The Cortina was a good-looker of good value that was easy to drive and that had been costed to the last bean, and even that bean had been divided three ways. Ford couldn’t lose – and with market leadership to this day, they sure didn’t.
Great article! Growing up in Ontario, there were lots of Cortinas around, especially the second series. As a teenager the Lotus was idolized by my friends. I was actually considering a Series 2 GT after I finished university, but it did not happen. I expect that the Canadian market did not get the basic models or the small engines. I did not know that they were available with a column shift and a bench seat.
I would never even noticed these cars except for a next door neighbor with a Lotus Cortina that he doted over. This was 1980. He somewhat influenced me to buy a Mk I Fiesta because of the Kent engine.
Vintage.es has a new collection of ‘posters’ from the 1964 Earls Court Motor Show. BMC, Ford, etc, plus Skoda and Wartburg.
Fine article and well done! It made me a bit nostalgic for the several years I spent with an early 1967 Cortina Mk II GT. I bought it from my former father in law about ’79. It was a bit of second or third car for that family for some years. It was rumored to have had a former owner that did a little gymkhana and hill climb. Early in the ’67 production year they were still using the non crossflow 1500 engine before switching to the crossflow 1600 Kent. It had a factory tubular exhaust and weber carb ( 32/36 dcd?) The engine compression had surely been increased and had very short rear axle gearing. Rumored to be from a Lotus Cortina. Koni shocks. 97 US pump octane was what it demanded. Quite a quick little car for a 1.5 ohv.
I seem to remember that Mercury dealers sold the Cortina in the US. Many parts were immediately in short supply after Ford stopped importing them to the US about ’71. There was a class action lawsuit against Ford for failing to stock parts. I never heard if anything ever came out of that. Some things were easy, like ignition points, since Ford used the 1.6 Kent in the early Pinto. I once successfully ordered a full exhaust system, header back, from the Montgomery Ward’s auto parts catalog.
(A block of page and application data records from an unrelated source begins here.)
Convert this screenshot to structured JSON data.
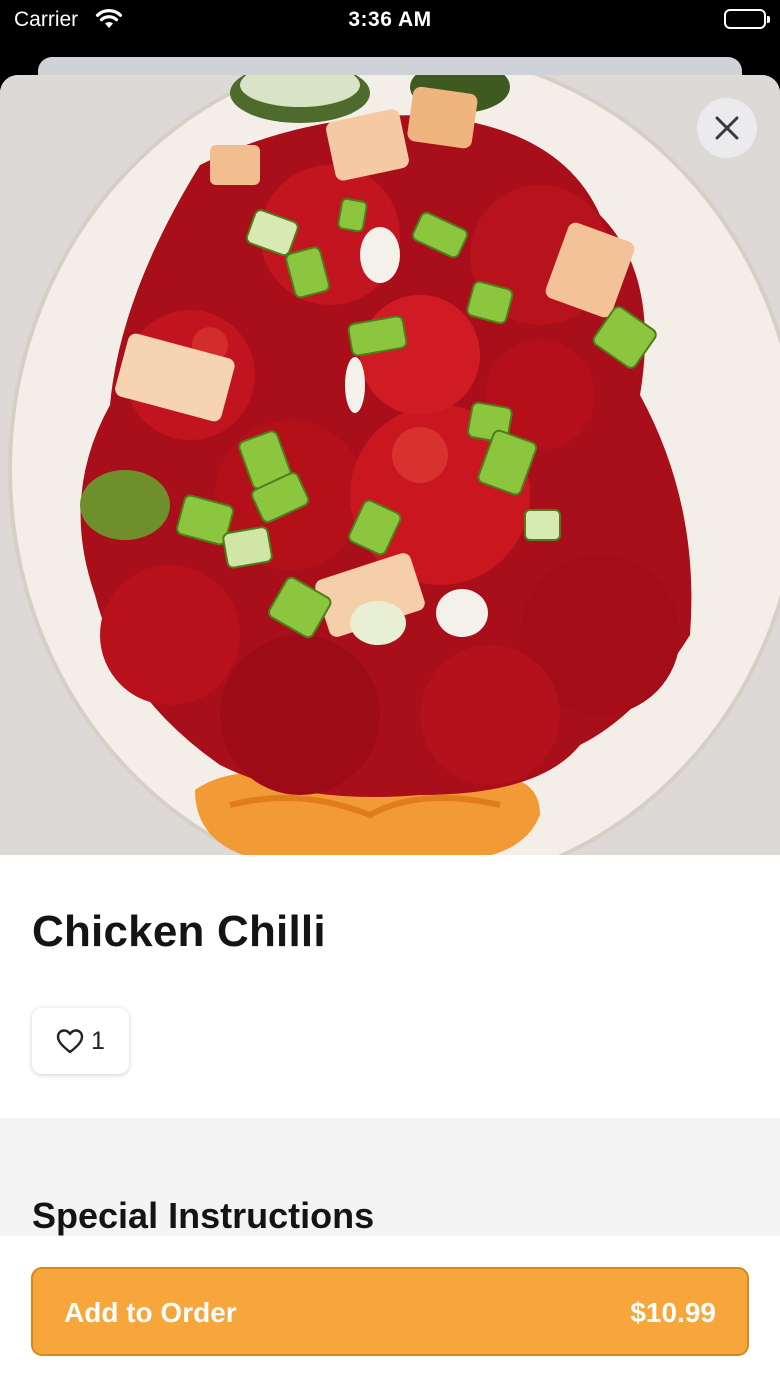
{
  "status_bar": {
    "carrier": "Carrier",
    "time": "3:36 AM"
  },
  "item": {
    "name": "Chicken Chilli",
    "like_count": "1",
    "photo_icon": "food-photo"
  },
  "sections": {
    "special_instructions": "Special Instructions"
  },
  "footer": {
    "add_label": "Add to Order",
    "price": "$10.99"
  },
  "colors": {
    "accent": "#f6a63b",
    "accent_border": "#d9871f",
    "sauce": "#b5121b",
    "scallion": "#7bbf3a"
  }
}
Two months later it showed up having been shipped from Canada. Ford oem and price was very cheap. As for other parts I was occasionally at the mercy of a midwestern Lotus dealer who had seemingly cornered all Cortina body parts and much else. The cost of a taillight lens made my eyes bleed in the early 80’s. Cortina parts at Lotus prices.
On a off-topic sidenote, A “car star” who’s not a Cortina Mk1 or Mk2 but a Mk3 like the one I saw from this clip where a Cortina Mk3 chased a Capri exterpted from an episode of Life on Mars (the original, not the American remake). From what I read on Wikipedia, Ford wanted to use another name than Cortina for the Mk3.
I’m probably mistaken but when I look at these early Cortina’s I see a small distorted Flair Bird. From the headlight and grill treatment to the roof line and rear end detailing.
On 680 north bound past Treat Blvd. October 2021. The first and only Cortina I can ever recall seeing it. Among the sea of cars this was about 100 yards ahead but immediately caught my attention among the sea of similar cars.
I can’t remember ever seeing a Mark I growing up, but I do remember a few Mark IIs, which I thought looked very sharp.
Ford won the product-packaging game in the 60s, especially with engine ranges, which completely upset the +/-1, 1.5, 3.0 litre formula for British small, mid-sized ‘family’, and large/executive cars. Contrast with BMC’s inability to solve for the vital family car market, misfiring with the 1800 and later Maxi, and leaving the Farina sedans to wither on the vine as a result.